Saturday was the first good day I’ve had in a few weeks now. I felt Real Emotions, and by the grace of God, they were happy ones. I got up at a reasonable time, I was productive, and I actually wanted to be social. By the time Saturday evening rolled around, I told my roommate that I wanted to meet her at the bar after she was done with her dinner plans. I thought that getting out of the house for an evening, and not doing the exact same self-destructive thing I had done every night for the last two weeks, (Netflix, multiple glasses of wine, and bed for the entire evening), would be good for me. The after-dinner hour of 9:30 pm rolled around, but by then, I was well on my way to a night in. I had started to come down from my day of social interactions, and all my instincts were telling me to stay curled

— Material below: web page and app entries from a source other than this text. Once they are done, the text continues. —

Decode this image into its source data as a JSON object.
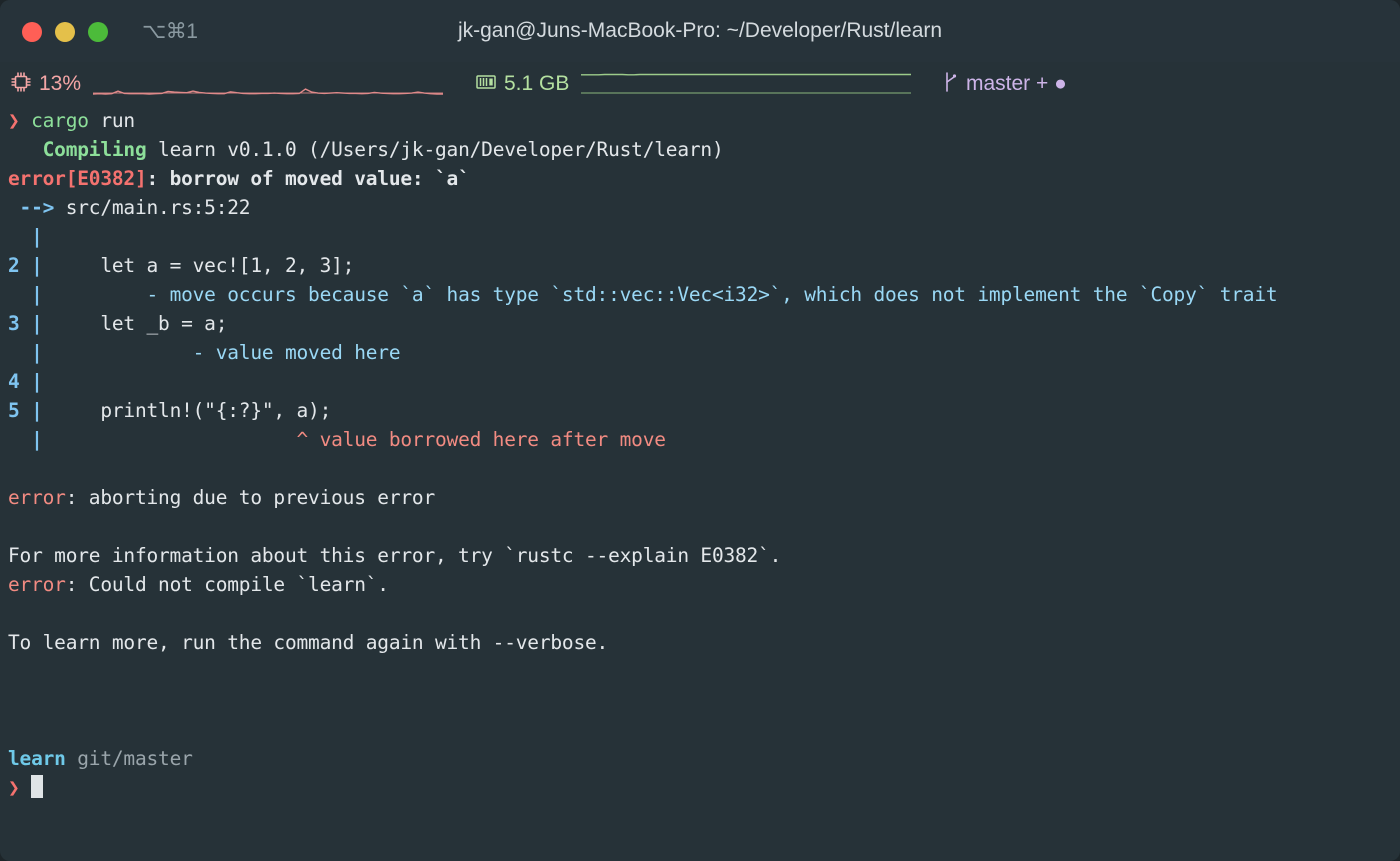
{
  "window": {
    "title": "jk-gan@Juns-MacBook-Pro: ~/Developer/Rust/learn",
    "shortcut_hint": "⌥⌘1",
    "background_color": "#263238",
    "titlebar_color": "#27333a",
    "traffic_lights": [
      {
        "name": "close",
        "color": "#ff5f56"
      },
      {
        "name": "minimize",
        "color": "#e4c04a"
      },
      {
        "name": "maximize",
        "color": "#4cbb3a"
      }
    ]
  },
  "statusbar": {
    "cpu": {
      "icon": "cpu-chip-icon",
      "value": "13%",
      "color": "#f4a6a6"
    },
    "memory": {
      "icon": "ram-stick-icon",
      "value": "5.1 GB",
      "color": "#b4e0a0"
    },
    "git": {
      "icon": "git-branch-icon",
      "value": "master + ●",
      "branch": "master",
      "color": "#cdb4e8"
    }
  },
  "terminal": {
    "lines": [
      {
        "id": "prompt-cmd",
        "segments": [
          {
            "t": "❯ ",
            "c": "c-red c-bold"
          },
          {
            "t": "cargo",
            "c": "c-green"
          },
          {
            "t": " run",
            "c": "c-white"
          }
        ]
      },
      {
        "id": "compiling",
        "segments": [
          {
            "t": "   ",
            "c": "c-white"
          },
          {
            "t": "Compiling",
            "c": "c-green c-bold"
          },
          {
            "t": " learn v0.1.0 (/Users/jk-gan/Developer/Rust/learn)",
            "c": "c-white"
          }
        ]
      },
      {
        "id": "error-head",
        "segments": [
          {
            "t": "error[E0382]",
            "c": "c-red c-bold"
          },
          {
            "t": ": borrow of moved value: `a`",
            "c": "c-white c-bold"
          }
        ]
      },
      {
        "id": "location",
        "segments": [
          {
            "t": " --> ",
            "c": "c-blue c-bold"
          },
          {
            "t": "src/main.rs:5:22",
            "c": "c-white"
          }
        ]
      },
      {
        "id": "bar-1",
        "segments": [
          {
            "t": "  |",
            "c": "c-blue c-bold"
          }
        ]
      },
      {
        "id": "src-2",
        "segments": [
          {
            "t": "2 |",
            "c": "c-blue c-bold"
          },
          {
            "t": "     let a = vec![1, 2, 3];",
            "c": "c-white"
          }
        ]
      },
      {
        "id": "note-2",
        "segments": [
          {
            "t": "  |",
            "c": "c-blue c-bold"
          },
          {
            "t": "         - move occurs because `a` has type `std::vec::Vec<i32>`, which does not implement the `Copy` trait",
            "c": "c-lblue"
          }
        ]
      },
      {
        "id": "src-3",
        "segments": [
          {
            "t": "3 |",
            "c": "c-blue c-bold"
          },
          {
            "t": "     let _b = a;",
            "c": "c-white"
          }
        ]
      },
      {
        "id": "note-3",
        "segments": [
          {
            "t": "  |",
            "c": "c-blue c-bold"
          },
          {
            "t": "             - value moved here",
            "c": "c-lblue"
          }
        ]
      },
      {
        "id": "src-4",
        "segments": [
          {
            "t": "4 |",
            "c": "c-blue c-bold"
          }
        ]
      },
      {
        "id": "src-5",
        "segments": [
          {
            "t": "5 |",
            "c": "c-blue c-bold"
          },
          {
            "t": "     println!(\"{:?}\", a);",
            "c": "c-white"
          }
        ]
      },
      {
        "id": "note-5",
        "segments": [
          {
            "t": "  |",
            "c": "c-blue c-bold"
          },
          {
            "t": "                      ^ value borrowed here after move",
            "c": "c-salmon"
          }
        ]
      },
      {
        "id": "blank-1",
        "segments": []
      },
      {
        "id": "abort",
        "segments": [
          {
            "t": "error",
            "c": "c-salmon"
          },
          {
            "t": ": aborting due to previous error",
            "c": "c-white"
          }
        ]
      },
      {
        "id": "blank-2",
        "segments": []
      },
      {
        "id": "more-info",
        "segments": [
          {
            "t": "For more information about this error, try `rustc --explain E0382`.",
            "c": "c-white"
          }
        ]
      },
      {
        "id": "not-compile",
        "segments": [
          {
            "t": "error",
            "c": "c-salmon"
          },
          {
            "t": ": Could not compile `learn`.",
            "c": "c-white"
          }
        ]
      },
      {
        "id": "blank-3",
        "segments": []
      },
      {
        "id": "verbose",
        "segments": [
          {
            "t": "To learn more, run the command again with --verbose.",
            "c": "c-white"
          }
        ]
      },
      {
        "id": "blank-4",
        "segments": []
      },
      {
        "id": "blank-5",
        "segments": []
      },
      {
        "id": "blank-6",
        "segments": []
      },
      {
        "id": "ps1-dir",
        "segments": [
          {
            "t": "learn",
            "c": "c-cyan c-bold"
          },
          {
            "t": " git/master",
            "c": "c-gray"
          }
        ]
      },
      {
        "id": "ps1-prompt",
        "segments": [
          {
            "t": "❯ ",
            "c": "c-red c-bold"
          }
        ],
        "cursor": true
      }
    ]
  },
  "chart_data": {
    "type": "line",
    "title": "",
    "series": [
      {
        "name": "cpu-sparkline",
        "color": "#e08a8a",
        "values": [
          3,
          4,
          3,
          4,
          12,
          5,
          4,
          4,
          4,
          3,
          4,
          5,
          11,
          9,
          8,
          7,
          12,
          8,
          6,
          5,
          4,
          4,
          10,
          7,
          5,
          4,
          4,
          5,
          5,
          6,
          5,
          4,
          4,
          5,
          18,
          9,
          6,
          5,
          6,
          7,
          6,
          5,
          5,
          4,
          5,
          8,
          6,
          5,
          4,
          4,
          5,
          6,
          9,
          6,
          4,
          3,
          3
        ]
      },
      {
        "name": "memory-sparkline",
        "color": "#9ccc8a",
        "values": [
          62,
          62,
          62,
          62,
          63,
          63,
          63,
          63,
          62,
          62,
          63,
          63,
          63,
          63,
          63,
          63,
          63,
          63,
          63,
          63,
          63,
          63,
          63,
          63,
          63,
          63,
          63,
          63,
          63,
          63,
          63,
          63,
          63,
          63,
          63,
          63,
          63,
          63,
          63,
          63,
          63,
          63,
          63,
          63,
          63,
          63,
          63,
          63,
          63,
          63,
          63,
          63,
          63,
          63,
          63,
          63,
          63
        ]
      }
    ],
    "ylim": [
      0,
      100
    ],
    "xlabel": "",
    "ylabel": ""
  }
}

read more I have depression, so sometimes I’m depressed

A version of myself

I was looking through my photos today, clearing up space on my phone; deleting things like screenshots of maps and silly texts, accidental finger shots, you know, the garbage that needs to be purged every once in a while. As I was scrolling through, my photographs from Ouagadougou struck a chord of nostalgia. I slowed down, and looked more carefully. While I’ve loved almost every place I’ve travelled, and certainly wished more than once that I could return to any given place, this was different. I realized, as I was looking through the photographs of the dirt roads through the cracked windshield of my taximan Madi’s car, that while yes, I missed the place, I also missed the version of myself that I was during that short time. One thing about travelling such a long distance for an extended period of time utterly and completely alone is that very likely, something will shift. Without all of the usual expectations, routines

read more A version of myself